Questions Answered: A Rhode Island Catholic Interview with Rev. Ryan Connors, S.T.D.
Rhode Island Catholic recently interviewed Father Ryan Connors about the Sacrament of Penance. Father Connors serves as Professor of Moral Theology at St. John’s Seminary in Brighton, Massachusetts. He holds a doctorate in Sacred Theology from the Pontifical University of St. Thomas Aquinas in Rome.
Sometimes non-Catholics and even some Catholics don’t understand Confession. What is it and what is it for?
Confession is a great gift Jesus entrusts to His Church. The Sacrament of Penance is where we meet the mercy of God. The Lord knows our weakness and so instituted the Sacrament of Penance to forgive grave sins committed after Baptism and give us the strength to live united to Him. In Confession, we receive an infusion of God’s grace, the infused virtues, and a help that comes from nowhere else to live in God’s friendship.
What is the role of the priest confessor in this Sacrament?

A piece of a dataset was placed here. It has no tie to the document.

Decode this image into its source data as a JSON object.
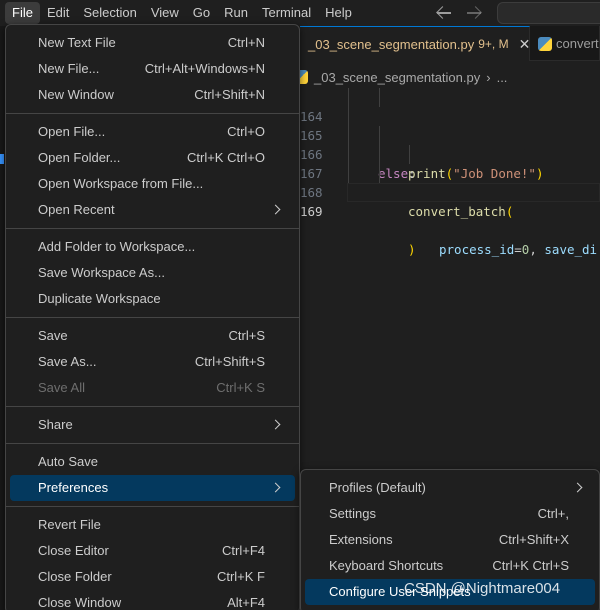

The priest stands in so people can hear they are really forgiven. Christ entrusted to His apostles — the first priests and bishops of the Church — the duty of forgiving sins (John 20:23). Priests stand as the instruments of God’s reconciling power to restore sinners to friendship with God in His Church. Through the Sacrament of Holy Orders, priests uniquely stand in the person of Christ to effectively forgive sins.
What are people supposed to say in Confession?

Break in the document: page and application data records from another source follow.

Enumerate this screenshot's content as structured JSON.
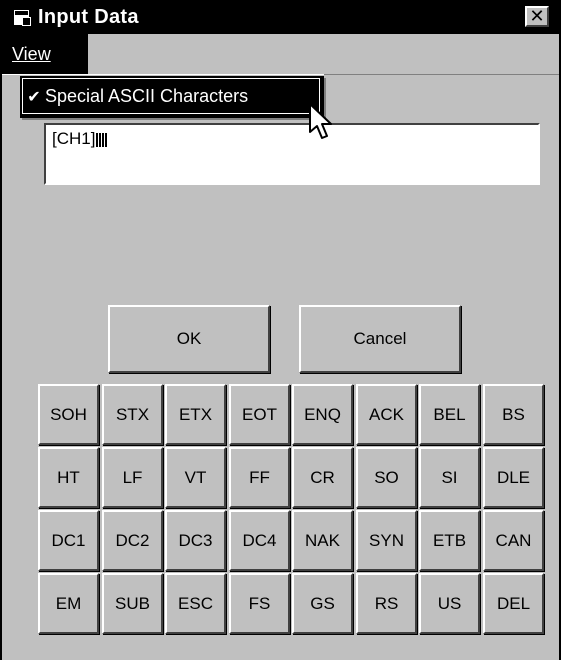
{
  "window": {
    "title": "Input Data",
    "close_label": "✕"
  },
  "menu": {
    "view_label": "View",
    "dropdown": {
      "item_label": "Special ASCII Characters",
      "checked": true
    }
  },
  "input": {
    "value_text": "[CH1]",
    "special_bar_count": 4
  },
  "buttons": {
    "ok": "OK",
    "cancel": "Cancel"
  },
  "keys": [
    [
      "SOH",
      "STX",
      "ETX",
      "EOT",
      "ENQ",
      "ACK",
      "BEL",
      "BS"
    ],
    [
      "HT",
      "LF",
      "VT",
      "FF",
      "CR",
      "SO",
      "SI",
      "DLE"
    ],
    [
      "DC1",
      "DC2",
      "DC3",
      "DC4",
      "NAK",
      "SYN",
      "ETB",
      "CAN"
    ],
    [
      "EM",
      "SUB",
      "ESC",
      "FS",
      "GS",
      "RS",
      "US",
      "DEL"
    ]
  ]
}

What people often don’t understand about Confession is that it is not so much about forgiving this or that sin as much as it is restoring a person to God’s friendship. Confession reconciles sinners to God. For that reason, it means that one cannot get one sin forgiven but still cling to some other sin. For the dynamics of the Sacrament to function it requires that a person be open to the riches of God’s mercy, confessing all grave post-baptismal sins not yet brought to Confession.
Article originally published in The Rhode Island Catholic, August 25, 2022Read more